::: STORED DATA :::
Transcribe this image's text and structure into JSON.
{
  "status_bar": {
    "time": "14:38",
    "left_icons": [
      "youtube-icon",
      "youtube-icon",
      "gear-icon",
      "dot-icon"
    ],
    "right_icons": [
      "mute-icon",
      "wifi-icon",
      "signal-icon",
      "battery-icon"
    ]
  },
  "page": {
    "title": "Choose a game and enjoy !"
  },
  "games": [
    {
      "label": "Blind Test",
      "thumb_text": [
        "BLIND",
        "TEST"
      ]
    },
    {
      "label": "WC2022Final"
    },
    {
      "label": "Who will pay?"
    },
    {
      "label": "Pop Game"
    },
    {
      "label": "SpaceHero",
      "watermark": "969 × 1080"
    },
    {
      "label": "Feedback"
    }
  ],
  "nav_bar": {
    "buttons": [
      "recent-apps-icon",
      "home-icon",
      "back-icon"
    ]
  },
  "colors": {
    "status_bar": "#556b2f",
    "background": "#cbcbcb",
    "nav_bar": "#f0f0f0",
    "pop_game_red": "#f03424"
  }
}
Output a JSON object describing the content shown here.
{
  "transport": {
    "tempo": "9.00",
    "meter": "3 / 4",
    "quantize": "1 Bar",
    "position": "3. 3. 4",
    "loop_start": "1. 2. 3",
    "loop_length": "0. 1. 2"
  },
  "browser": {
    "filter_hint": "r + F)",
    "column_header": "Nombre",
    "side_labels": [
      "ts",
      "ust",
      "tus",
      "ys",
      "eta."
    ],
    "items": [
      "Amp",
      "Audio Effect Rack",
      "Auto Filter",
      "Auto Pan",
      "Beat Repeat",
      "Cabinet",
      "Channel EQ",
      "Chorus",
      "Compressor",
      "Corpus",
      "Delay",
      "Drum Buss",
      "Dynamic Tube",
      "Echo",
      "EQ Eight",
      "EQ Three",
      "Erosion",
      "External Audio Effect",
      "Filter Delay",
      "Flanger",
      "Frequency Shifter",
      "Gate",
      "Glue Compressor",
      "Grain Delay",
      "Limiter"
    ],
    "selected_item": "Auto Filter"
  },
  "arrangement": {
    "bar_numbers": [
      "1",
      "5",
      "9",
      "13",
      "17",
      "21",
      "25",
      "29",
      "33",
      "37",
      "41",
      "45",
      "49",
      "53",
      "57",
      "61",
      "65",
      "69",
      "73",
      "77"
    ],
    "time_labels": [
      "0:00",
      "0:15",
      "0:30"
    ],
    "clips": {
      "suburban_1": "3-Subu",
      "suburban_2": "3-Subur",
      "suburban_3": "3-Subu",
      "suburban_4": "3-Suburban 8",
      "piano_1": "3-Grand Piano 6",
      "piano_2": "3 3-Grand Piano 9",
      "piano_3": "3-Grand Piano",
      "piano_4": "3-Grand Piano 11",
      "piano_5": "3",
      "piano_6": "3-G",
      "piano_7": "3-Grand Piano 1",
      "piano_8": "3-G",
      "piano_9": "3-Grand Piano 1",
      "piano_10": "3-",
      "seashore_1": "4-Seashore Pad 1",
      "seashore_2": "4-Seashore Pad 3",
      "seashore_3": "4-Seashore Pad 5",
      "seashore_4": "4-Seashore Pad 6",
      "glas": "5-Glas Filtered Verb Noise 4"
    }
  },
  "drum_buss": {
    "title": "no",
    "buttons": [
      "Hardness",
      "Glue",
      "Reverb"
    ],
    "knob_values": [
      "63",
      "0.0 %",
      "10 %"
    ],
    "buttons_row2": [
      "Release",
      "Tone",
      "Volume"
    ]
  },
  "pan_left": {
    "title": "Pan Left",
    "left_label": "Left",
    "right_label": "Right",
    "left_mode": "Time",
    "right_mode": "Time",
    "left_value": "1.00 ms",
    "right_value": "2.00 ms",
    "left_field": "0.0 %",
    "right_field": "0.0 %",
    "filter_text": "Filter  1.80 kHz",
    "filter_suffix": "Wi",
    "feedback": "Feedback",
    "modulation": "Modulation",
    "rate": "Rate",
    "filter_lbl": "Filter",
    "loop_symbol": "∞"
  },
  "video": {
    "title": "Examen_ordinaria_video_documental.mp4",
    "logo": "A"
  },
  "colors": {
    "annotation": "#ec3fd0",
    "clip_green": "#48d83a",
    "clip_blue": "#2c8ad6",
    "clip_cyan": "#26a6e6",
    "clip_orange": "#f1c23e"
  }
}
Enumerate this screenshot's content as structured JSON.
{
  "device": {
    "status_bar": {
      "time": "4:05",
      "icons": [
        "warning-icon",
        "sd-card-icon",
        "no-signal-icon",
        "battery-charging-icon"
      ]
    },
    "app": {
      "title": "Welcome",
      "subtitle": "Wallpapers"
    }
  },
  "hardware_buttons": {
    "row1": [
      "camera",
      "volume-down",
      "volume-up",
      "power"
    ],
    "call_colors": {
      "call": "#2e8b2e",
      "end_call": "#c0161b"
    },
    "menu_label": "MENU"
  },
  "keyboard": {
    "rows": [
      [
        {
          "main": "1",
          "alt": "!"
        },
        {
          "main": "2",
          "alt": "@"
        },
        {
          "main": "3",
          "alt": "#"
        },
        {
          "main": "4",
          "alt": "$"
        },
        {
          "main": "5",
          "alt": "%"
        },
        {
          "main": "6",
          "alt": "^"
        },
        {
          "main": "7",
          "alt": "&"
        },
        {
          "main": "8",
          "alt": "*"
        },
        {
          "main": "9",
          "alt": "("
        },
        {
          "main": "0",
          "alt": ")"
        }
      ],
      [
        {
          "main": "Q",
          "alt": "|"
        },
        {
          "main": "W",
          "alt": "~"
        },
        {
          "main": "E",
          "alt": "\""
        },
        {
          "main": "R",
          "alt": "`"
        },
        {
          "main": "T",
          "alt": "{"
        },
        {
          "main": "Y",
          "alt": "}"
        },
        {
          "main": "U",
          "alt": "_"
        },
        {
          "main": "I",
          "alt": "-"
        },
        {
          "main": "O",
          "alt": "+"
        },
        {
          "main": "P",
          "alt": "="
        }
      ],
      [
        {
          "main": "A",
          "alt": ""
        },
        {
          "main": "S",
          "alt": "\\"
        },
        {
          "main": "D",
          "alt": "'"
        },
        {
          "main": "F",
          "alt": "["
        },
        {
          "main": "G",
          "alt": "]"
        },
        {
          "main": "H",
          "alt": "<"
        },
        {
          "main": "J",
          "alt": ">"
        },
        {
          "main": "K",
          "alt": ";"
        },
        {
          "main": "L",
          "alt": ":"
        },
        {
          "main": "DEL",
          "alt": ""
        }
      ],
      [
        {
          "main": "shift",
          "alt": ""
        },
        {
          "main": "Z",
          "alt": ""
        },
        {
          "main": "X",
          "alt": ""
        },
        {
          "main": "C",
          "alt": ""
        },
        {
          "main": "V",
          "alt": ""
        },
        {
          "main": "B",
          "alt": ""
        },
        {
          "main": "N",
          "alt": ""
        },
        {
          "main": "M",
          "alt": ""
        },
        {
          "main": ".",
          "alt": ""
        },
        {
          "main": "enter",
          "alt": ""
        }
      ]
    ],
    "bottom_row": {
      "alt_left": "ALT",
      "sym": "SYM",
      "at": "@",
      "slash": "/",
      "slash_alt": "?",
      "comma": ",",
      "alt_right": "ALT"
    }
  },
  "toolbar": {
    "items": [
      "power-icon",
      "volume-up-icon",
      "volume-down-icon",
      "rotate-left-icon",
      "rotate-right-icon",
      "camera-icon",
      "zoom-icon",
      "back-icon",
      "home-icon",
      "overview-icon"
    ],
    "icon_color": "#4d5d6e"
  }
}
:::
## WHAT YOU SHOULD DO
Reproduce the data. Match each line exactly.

## OUTPUT
Transcribe this image's text and structure into JSON.
{
  "status_bar": {
    "time": "14:38",
    "left_icons": [
      "youtube-icon",
      "youtube-icon",
      "gear-icon",
      "dot-icon"
    ],
    "right_icons": [
      "mute-icon",
      "wifi-icon",
      "signal-icon",
      "battery-icon"
    ]
  },
  "page": {
    "title": "Choose a game and enjoy !"
  },
  "games": [
    {
      "label": "Blind Test",
      "thumb_text": [
        "BLIND",
        "TEST"
      ]
    },
    {
      "label": "WC2022Final"
    },
    {
      "label": "Who will pay?"
    },
    {
      "label": "Pop Game"
    },
    {
      "label": "SpaceHero",
      "watermark": "969 × 1080"
    },
    {
      "label": "Feedback"
    }
  ],
  "nav_bar": {
    "buttons": [
      "recent-apps-icon",
      "home-icon",
      "back-icon"
    ]
  },
  "colors": {
    "status_bar": "#556b2f",
    "background": "#cbcbcb",
    "nav_bar": "#f0f0f0",
    "pop_game_red": "#f03424"
  }
}
Output a JSON object describing the content shown here.
{
  "transport": {
    "tempo": "9.00",
    "meter": "3 / 4",
    "quantize": "1 Bar",
    "position": "3. 3. 4",
    "loop_start": "1. 2. 3",
    "loop_length": "0. 1. 2"
  },
  "browser": {
    "filter_hint": "r + F)",
    "column_header": "Nombre",
    "side_labels": [
      "ts",
      "ust",
      "tus",
      "ys",
      "eta."
    ],
    "items": [
      "Amp",
      "Audio Effect Rack",
      "Auto Filter",
      "Auto Pan",
      "Beat Repeat",
      "Cabinet",
      "Channel EQ",
      "Chorus",
      "Compressor",
      "Corpus",
      "Delay",
      "Drum Buss",
      "Dynamic Tube",
      "Echo",
      "EQ Eight",
      "EQ Three",
      "Erosion",
      "External Audio Effect",
      "Filter Delay",
      "Flanger",
      "Frequency Shifter",
      "Gate",
      "Glue Compressor",
      "Grain Delay",
      "Limiter"
    ],
    "selected_item": "Auto Filter"
  },
  "arrangement": {
    "bar_numbers": [
      "1",
      "5",
      "9",
      "13",
      "17",
      "21",
      "25",
      "29",
      "33",
      "37",
      "41",
      "45",
      "49",
      "53",
      "57",
      "61",
      "65",
      "69",
      "73",
      "77"
    ],
    "time_labels": [
      "0:00",
      "0:15",
      "0:30"
    ],
    "clips": {
      "suburban_1": "3-Subu",
      "suburban_2": "3-Subur",
      "suburban_3": "3-Subu",
      "suburban_4": "3-Suburban 8",
      "piano_1": "3-Grand Piano 6",
      "piano_2": "3 3-Grand Piano 9",
      "piano_3": "3-Grand Piano",
      "piano_4": "3-Grand Piano 11",
      "piano_5": "3",
      "piano_6": "3-G",
      "piano_7": "3-Grand Piano 1",
      "piano_8": "3-G",
      "piano_9": "3-Grand Piano 1",
      "piano_10": "3-",
      "seashore_1": "4-Seashore Pad 1",
      "seashore_2": "4-Seashore Pad 3",
      "seashore_3": "4-Seashore Pad 5",
      "seashore_4": "4-Seashore Pad 6",
      "glas": "5-Glas Filtered Verb Noise 4"
    }
  },
  "drum_buss": {
    "title": "no",
    "buttons": [
      "Hardness",
      "Glue",
      "Reverb"
    ],
    "knob_values": [
      "63",
      "0.0 %",
      "10 %"
    ],
    "buttons_row2": [
      "Release",
      "Tone",
      "Volume"
    ]
  },
  "pan_left": {
    "title": "Pan Left",
    "left_label": "Left",
    "right_label": "Right",
    "left_mode": "Time",
    "right_mode": "Time",
    "left_value": "1.00 ms",
    "right_value": "2.00 ms",
    "left_field": "0.0 %",
    "right_field": "0.0 %",
    "filter_text": "Filter  1.80 kHz",
    "filter_suffix": "Wi",
    "feedback": "Feedback",
    "modulation": "Modulation",
    "rate": "Rate",
    "filter_lbl": "Filter",
    "loop_symbol": "∞"
  },
  "video": {
    "title": "Examen_ordinaria_video_documental.mp4",
    "logo": "A"
  },
  "colors": {
    "annotation": "#ec3fd0",
    "clip_green": "#48d83a",
    "clip_blue": "#2c8ad6",
    "clip_cyan": "#26a6e6",
    "clip_orange": "#f1c23e"
  }
}
Enumerate this screenshot's content as structured JSON.
{
  "device": {
    "status_bar": {
      "time": "4:05",
      "icons": [
        "warning-icon",
        "sd-card-icon",
        "no-signal-icon",
        "battery-charging-icon"
      ]
    },
    "app": {
      "title": "Welcome",
      "subtitle": "Wallpapers"
    }
  },
  "hardware_buttons": {
    "row1": [
      "camera",
      "volume-down",
      "volume-up",
      "power"
    ],
    "call_colors": {
      "call": "#2e8b2e",
      "end_call": "#c0161b"
    },
    "menu_label": "MENU"
  },
  "keyboard": {
    "rows": [
      [
        {
          "main": "1",
          "alt": "!"
        },
        {
          "main": "2",
          "alt": "@"
        },
        {
          "main": "3",
          "alt": "#"
        },
        {
          "main": "4",
          "alt": "$"
        },
        {
          "main": "5",
          "alt": "%"
        },
        {
          "main": "6",
          "alt": "^"
        },
        {
          "main": "7",
          "alt": "&"
        },
        {
          "main": "8",
          "alt": "*"
        },
        {
          "main": "9",
          "alt": "("
        },
        {
          "main": "0",
          "alt": ")"
        }
      ],
      [
        {
          "main": "Q",
          "alt": "|"
        },
        {
          "main": "W",
          "alt": "~"
        },
        {
          "main": "E",
          "alt": "\""
        },
        {
          "main": "R",
          "alt": "`"
        },
        {
          "main": "T",
          "alt": "{"
        },
        {
          "main": "Y",
          "alt": "}"
        },
        {
          "main": "U",
          "alt": "_"
        },
        {
          "main": "I",
          "alt": "-"
        },
        {
          "main": "O",
          "alt": "+"
        },
        {
          "main": "P",
          "alt": "="
        }
      ],
      [
        {
          "main": "A",
          "alt": ""
        },
        {
          "main": "S",
          "alt": "\\"
        },
        {
          "main": "D",
          "alt": "'"
        },
        {
          "main": "F",
          "alt": "["
        },
        {
          "main": "G",
          "alt": "]"
        },
        {
          "main": "H",
          "alt": "<"
        },
        {
          "main": "J",
          "alt": ">"
        },
        {
          "main": "K",
          "alt": ";"
        },
        {
          "main": "L",
          "alt": ":"
        },
        {
          "main": "DEL",
          "alt": ""
        }
      ],
      [
        {
          "main": "shift",
          "alt": ""
        },
        {
          "main": "Z",
          "alt": ""
        },
        {
          "main": "X",
          "alt": ""
        },
        {
          "main": "C",
          "alt": ""
        },
        {
          "main": "V",
          "alt": ""
        },
        {
          "main": "B",
          "alt": ""
        },
        {
          "main": "N",
          "alt": ""
        },
        {
          "main": "M",
          "alt": ""
        },
        {
          "main": ".",
          "alt": ""
        },
        {
          "main": "enter",
          "alt": ""
        }
      ]
    ],
    "bottom_row": {
      "alt_left": "ALT",
      "sym": "SYM",
      "at": "@",
      "slash": "/",
      "slash_alt": "?",
      "comma": ",",
      "alt_right": "ALT"
    }
  },
  "toolbar": {
    "items": [
      "power-icon",
      "volume-up-icon",
      "volume-down-icon",
      "rotate-left-icon",
      "rotate-right-icon",
      "camera-icon",
      "zoom-icon",
      "back-icon",
      "home-icon",
      "overview-icon"
    ],
    "icon_color": "#4d5d6e"
  }
}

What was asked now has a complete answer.